• _REQUIREMENT_: Your answer should reproduce the full set of records exactly as given.

• _RECORDS TO PROCESS_:
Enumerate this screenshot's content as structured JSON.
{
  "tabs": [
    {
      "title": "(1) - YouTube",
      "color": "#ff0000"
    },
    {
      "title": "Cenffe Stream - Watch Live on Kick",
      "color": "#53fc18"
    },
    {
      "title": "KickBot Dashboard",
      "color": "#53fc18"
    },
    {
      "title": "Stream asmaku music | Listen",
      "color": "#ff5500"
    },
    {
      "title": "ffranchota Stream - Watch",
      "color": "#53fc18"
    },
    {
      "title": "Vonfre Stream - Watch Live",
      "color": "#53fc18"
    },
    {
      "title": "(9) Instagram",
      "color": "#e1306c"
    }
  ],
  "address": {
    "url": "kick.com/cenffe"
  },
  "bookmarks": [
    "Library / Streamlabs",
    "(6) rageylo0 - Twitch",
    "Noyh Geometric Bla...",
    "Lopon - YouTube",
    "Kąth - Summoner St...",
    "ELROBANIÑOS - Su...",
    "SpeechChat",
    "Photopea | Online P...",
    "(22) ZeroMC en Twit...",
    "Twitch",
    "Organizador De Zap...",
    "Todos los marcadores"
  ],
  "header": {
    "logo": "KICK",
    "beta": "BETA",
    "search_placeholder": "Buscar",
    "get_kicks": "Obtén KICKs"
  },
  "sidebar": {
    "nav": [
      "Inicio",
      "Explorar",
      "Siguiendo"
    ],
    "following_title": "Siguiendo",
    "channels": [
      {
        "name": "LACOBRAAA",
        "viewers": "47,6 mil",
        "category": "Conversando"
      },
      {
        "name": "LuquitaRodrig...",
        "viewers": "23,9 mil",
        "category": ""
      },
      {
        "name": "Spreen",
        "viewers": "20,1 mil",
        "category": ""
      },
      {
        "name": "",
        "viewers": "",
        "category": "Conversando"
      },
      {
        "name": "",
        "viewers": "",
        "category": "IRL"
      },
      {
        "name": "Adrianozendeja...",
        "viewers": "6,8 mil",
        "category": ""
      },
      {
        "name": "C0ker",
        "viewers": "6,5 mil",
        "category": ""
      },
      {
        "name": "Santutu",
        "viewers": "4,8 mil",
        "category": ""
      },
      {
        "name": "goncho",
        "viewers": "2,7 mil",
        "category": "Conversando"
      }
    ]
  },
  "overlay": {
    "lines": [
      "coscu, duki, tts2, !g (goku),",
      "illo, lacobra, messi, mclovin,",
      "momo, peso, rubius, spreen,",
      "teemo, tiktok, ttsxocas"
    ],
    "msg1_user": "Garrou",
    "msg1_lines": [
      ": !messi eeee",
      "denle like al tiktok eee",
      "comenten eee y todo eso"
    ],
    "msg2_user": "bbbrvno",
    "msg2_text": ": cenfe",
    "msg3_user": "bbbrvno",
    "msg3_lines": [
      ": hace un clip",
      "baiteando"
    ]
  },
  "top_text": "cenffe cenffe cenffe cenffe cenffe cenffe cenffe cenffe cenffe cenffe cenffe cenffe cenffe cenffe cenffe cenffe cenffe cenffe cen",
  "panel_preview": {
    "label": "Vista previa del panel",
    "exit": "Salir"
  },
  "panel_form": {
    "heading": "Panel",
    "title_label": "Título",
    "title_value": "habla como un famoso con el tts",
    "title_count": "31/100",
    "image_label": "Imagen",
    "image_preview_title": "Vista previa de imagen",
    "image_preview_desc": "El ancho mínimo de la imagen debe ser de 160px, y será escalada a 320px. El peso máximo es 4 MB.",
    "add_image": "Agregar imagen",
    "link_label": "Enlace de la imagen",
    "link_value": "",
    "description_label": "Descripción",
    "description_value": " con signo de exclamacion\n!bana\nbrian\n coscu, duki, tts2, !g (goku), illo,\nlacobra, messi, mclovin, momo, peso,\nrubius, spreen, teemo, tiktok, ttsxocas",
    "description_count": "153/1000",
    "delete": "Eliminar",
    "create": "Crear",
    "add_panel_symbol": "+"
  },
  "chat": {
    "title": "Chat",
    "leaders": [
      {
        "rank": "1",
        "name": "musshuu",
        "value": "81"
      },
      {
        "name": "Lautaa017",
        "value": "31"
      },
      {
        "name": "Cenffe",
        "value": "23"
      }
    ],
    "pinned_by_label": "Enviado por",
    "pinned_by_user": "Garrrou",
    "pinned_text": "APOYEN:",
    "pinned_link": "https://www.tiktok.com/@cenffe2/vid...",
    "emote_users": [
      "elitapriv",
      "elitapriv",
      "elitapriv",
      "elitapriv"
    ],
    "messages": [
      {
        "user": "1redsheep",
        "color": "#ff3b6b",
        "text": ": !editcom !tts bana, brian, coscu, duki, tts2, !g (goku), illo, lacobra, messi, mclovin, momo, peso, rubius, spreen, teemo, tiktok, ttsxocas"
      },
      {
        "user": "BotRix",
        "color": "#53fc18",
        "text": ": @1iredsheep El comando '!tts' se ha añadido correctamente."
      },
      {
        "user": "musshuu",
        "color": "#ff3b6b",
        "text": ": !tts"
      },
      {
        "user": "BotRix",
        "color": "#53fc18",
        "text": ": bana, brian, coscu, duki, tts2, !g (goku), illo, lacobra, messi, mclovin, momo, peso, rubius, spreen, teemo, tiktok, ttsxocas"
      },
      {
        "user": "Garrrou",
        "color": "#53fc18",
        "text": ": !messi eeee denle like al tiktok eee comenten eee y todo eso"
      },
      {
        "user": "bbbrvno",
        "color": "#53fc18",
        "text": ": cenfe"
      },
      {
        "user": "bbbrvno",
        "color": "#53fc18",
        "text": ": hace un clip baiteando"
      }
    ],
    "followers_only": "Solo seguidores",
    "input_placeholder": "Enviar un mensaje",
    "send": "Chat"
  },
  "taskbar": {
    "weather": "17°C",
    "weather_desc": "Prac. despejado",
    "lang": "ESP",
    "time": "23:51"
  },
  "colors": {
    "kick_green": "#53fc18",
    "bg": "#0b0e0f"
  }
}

• _TASK RESPONSE_:
Enumerate this screenshot's content as structured JSON.
{
  "tabs": [
    {
      "title": "(1) - YouTube",
      "color": "#ff0000"
    },
    {
      "title": "Cenffe Stream - Watch Live on Kick",
      "color": "#53fc18"
    },
    {
      "title": "KickBot Dashboard",
      "color": "#53fc18"
    },
    {
      "title": "Stream asmaku music | Listen",
      "color": "#ff5500"
    },
    {
      "title": "ffranchota Stream - Watch",
      "color": "#53fc18"
    },
    {
      "title": "Vonfre Stream - Watch Live",
      "color": "#53fc18"
    },
    {
      "title": "(9) Instagram",
      "color": "#e1306c"
    }
  ],
  "address": {
    "url": "kick.com/cenffe"
  },
  "bookmarks": [
    "Library / Streamlabs",
    "(6) rageylo0 - Twitch",
    "Noyh Geometric Bla...",
    "Lopon - YouTube",
    "Kąth - Summoner St...",
    "ELROBANIÑOS - Su...",
    "SpeechChat",
    "Photopea | Online P...",
    "(22) ZeroMC en Twit...",
    "Twitch",
    "Organizador De Zap...",
    "Todos los marcadores"
  ],
  "header": {
    "logo": "KICK",
    "beta": "BETA",
    "search_placeholder": "Buscar",
    "get_kicks": "Obtén KICKs"
  },
  "sidebar": {
    "nav": [
      "Inicio",
      "Explorar",
      "Siguiendo"
    ],
    "following_title": "Siguiendo",
    "channels": [
      {
        "name": "LACOBRAAA",
        "viewers": "47,6 mil",
        "category": "Conversando"
      },
      {
        "name": "LuquitaRodrig...",
        "viewers": "23,9 mil",
        "category": ""
      },
      {
        "name": "Spreen",
        "viewers": "20,1 mil",
        "category": ""
      },
      {
        "name": "",
        "viewers": "",
        "category": "Conversando"
      },
      {
        "name": "",
        "viewers": "",
        "category": "IRL"
      },
      {
        "name": "Adrianozendeja...",
        "viewers": "6,8 mil",
        "category": ""
      },
      {
        "name": "C0ker",
        "viewers": "6,5 mil",
        "category": ""
      },
      {
        "name": "Santutu",
        "viewers": "4,8 mil",
        "category": ""
      },
      {
        "name": "goncho",
        "viewers": "2,7 mil",
        "category": "Conversando"
      }
    ]
  },
  "overlay": {
    "lines": [
      "coscu, duki, tts2, !g (goku),",
      "illo, lacobra, messi, mclovin,",
      "momo, peso, rubius, spreen,",
      "teemo, tiktok, ttsxocas"
    ],
    "msg1_user": "Garrou",
    "msg1_lines": [
      ": !messi eeee",
      "denle like al tiktok eee",
      "comenten eee y todo eso"
    ],
    "msg2_user": "bbbrvno",
    "msg2_text": ": cenfe",
    "msg3_user": "bbbrvno",
    "msg3_lines": [
      ": hace un clip",
      "baiteando"
    ]
  },
  "top_text": "cenffe cenffe cenffe cenffe cenffe cenffe cenffe cenffe cenffe cenffe cenffe cenffe cenffe cenffe cenffe cenffe cenffe cenffe cen",
  "panel_preview": {
    "label": "Vista previa del panel",
    "exit": "Salir"
  },
  "panel_form": {
    "heading": "Panel",
    "title_label": "Título",
    "title_value": "habla como un famoso con el tts",
    "title_count": "31/100",
    "image_label": "Imagen",
    "image_preview_title": "Vista previa de imagen",
    "image_preview_desc": "El ancho mínimo de la imagen debe ser de 160px, y será escalada a 320px. El peso máximo es 4 MB.",
    "add_image": "Agregar imagen",
    "link_label": "Enlace de la imagen",
    "link_value": "",
    "description_label": "Descripción",
    "description_value": " con signo de exclamacion\n!bana\nbrian\n coscu, duki, tts2, !g (goku), illo,\nlacobra, messi, mclovin, momo, peso,\nrubius, spreen, teemo, tiktok, ttsxocas",
    "description_count": "153/1000",
    "delete": "Eliminar",
    "create": "Crear",
    "add_panel_symbol": "+"
  },
  "chat": {
    "title": "Chat",
    "leaders": [
      {
        "rank": "1",
        "name": "musshuu",
        "value": "81"
      },
      {
        "name": "Lautaa017",
        "value": "31"
      },
      {
        "name": "Cenffe",
        "value": "23"
      }
    ],
    "pinned_by_label": "Enviado por",
    "pinned_by_user": "Garrrou",
    "pinned_text": "APOYEN:",
    "pinned_link": "https://www.tiktok.com/@cenffe2/vid...",
    "emote_users": [
      "elitapriv",
      "elitapriv",
      "elitapriv",
      "elitapriv"
    ],
    "messages": [
      {
        "user": "1redsheep",
        "color": "#ff3b6b",
        "text": ": !editcom !tts bana, brian, coscu, duki, tts2, !g (goku), illo, lacobra, messi, mclovin, momo, peso, rubius, spreen, teemo, tiktok, ttsxocas"
      },
      {
        "user": "BotRix",
        "color": "#53fc18",
        "text": ": @1iredsheep El comando '!tts' se ha añadido correctamente."
      },
      {
        "user": "musshuu",
        "color": "#ff3b6b",
        "text": ": !tts"
      },
      {
        "user": "BotRix",
        "color": "#53fc18",
        "text": ": bana, brian, coscu, duki, tts2, !g (goku), illo, lacobra, messi, mclovin, momo, peso, rubius, spreen, teemo, tiktok, ttsxocas"
      },
      {
        "user": "Garrrou",
        "color": "#53fc18",
        "text": ": !messi eeee denle like al tiktok eee comenten eee y todo eso"
      },
      {
        "user": "bbbrvno",
        "color": "#53fc18",
        "text": ": cenfe"
      },
      {
        "user": "bbbrvno",
        "color": "#53fc18",
        "text": ": hace un clip baiteando"
      }
    ],
    "followers_only": "Solo seguidores",
    "input_placeholder": "Enviar un mensaje",
    "send": "Chat"
  },
  "taskbar": {
    "weather": "17°C",
    "weather_desc": "Prac. despejado",
    "lang": "ESP",
    "time": "23:51"
  },
  "colors": {
    "kick_green": "#53fc18",
    "bg": "#0b0e0f"
  }
}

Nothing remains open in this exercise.